At the trial it emerged that Andrew Johnson, a detective from the Pinkerton Agency, had infiltrated the group and had been collecting evidence about the men. Johnson claimed that at anarchist meetings these men had talked about using violence. Reporters who had also attended International Working Peoples Association meetings also testified that the defendants had talked about using force to "overthrow the system".

During the trial the judge allowed the jury to read speeches and articles by the defendants where they had argued in favour of using violence to obtain political change. The judge then told the jury that if they believed, from the evidence, that these speeches and articles contributed toward the throwing of the bomb, they were justified in finding the defendants guilty.

All the men were found guilty: Engel and Albert Parsons, August Spies, Adolph Fisher, Louis Lingg were given the death penalty. Whereas Oscar Neebe, Samuel Fielden and Michael Schwab were sentenced to life imprisonment. On 10th November, 1887, Lingg committed suicide by exploding a dynamite cap in his mouth. The following day Parsons, Spies, Fisher and Engel mounted the gallows. As the noose was placed around his neck, Spies shouted out: "There will be a time when our silence will be more powerful than the voices you strangle today."

Primary Sources

(1) George Engel, Autobiography of George Engel (1887)

In 1868 I married and started a business of my own. The development of the factory system in Germany swept most of the small manufacturers, without great means, out of existence. The struggle for life increased and it became hard to make a decent living. My intention to emigrate to America, which I had when a boy, came back. To make it short, the 8th day of January, of the year 1873, found me in Philadelphia. I took work in a sugar refinery.

(2) George Engel, speech at his trial (September, 1887)

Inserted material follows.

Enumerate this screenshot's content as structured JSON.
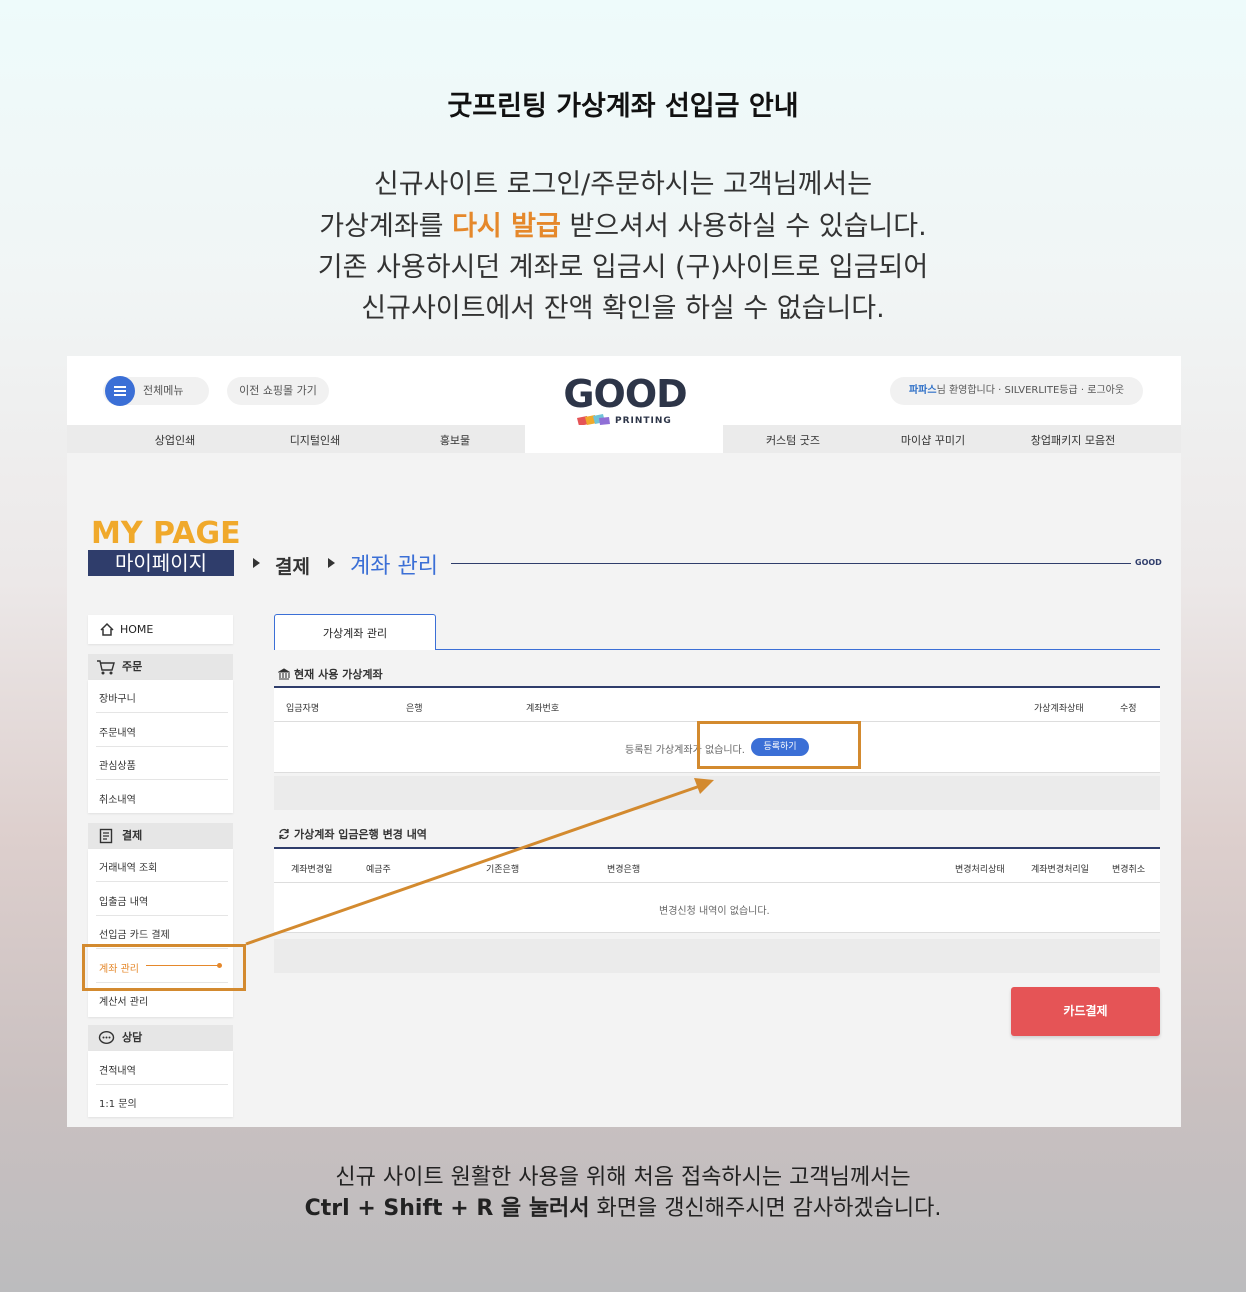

When I left Germany in the year 1873 it was by reason of my recognition of the fact that I could not support myself in the future as it was the duty of a man to do. I recognized that I could not make my living in Germany because the machinery of the guilds of old no longer furnished me a guarantee to live. I resolved to emigrate from Germany to the United States, praised by many so highly.

When I landed in Philadelphia, on the 8th January, 1873, my heart and my bosom expanded with the expectation of living hereafter in that free country which had been so often praised to me by so many emigrants, and I resolved to be a good citizen of this country; and I congratulated myself on having broken with Germany.

For the first time I stand before an American court, and at that to be at once condemned to death. And what are the causes that have preceded it, and have brought me into court? They are the same things that preceded my leaving Germany, and the same causes that made me leave. I have seen with my own eyes that in this free country, in this richest country in the world, so to say, there are existing proletarians who are pushed out of the order of society.

(3) George Engel, speech at his trial (September, 1887)

Anarchism and Socialism are, according to my opinion, as like as one egg is to another. Only the tactics are different. Therefore, I say to the working classes, do not believe any longer in the ballot-box and in those ways and means that are open to you; but rather think about ways and means when the time comes, when the burden of the people becomes intolerable. And that is our crime. Because we have named to the people the ways and means by which they could free themselves in the fight against Capitalism, by reason of that, Anarchism is hated and persecuted in every state.

(4) The Chicago Daily News, report on the execution of George Engel, Albert Parsons, August Spies and Adolph Fischer (12th November, 1887)

Seldom, if ever, have four men died more gamely and defiantly than the four who were strangled today. Engel smiled down at the crowd, and then turning to Deputy Peters, who guarded him, he smiled gratefully toward him and whispered something to the officer that seemed to affect him. "Hurrah for anarchy! Hurrah!" were the last words and the last cheer of George Engel.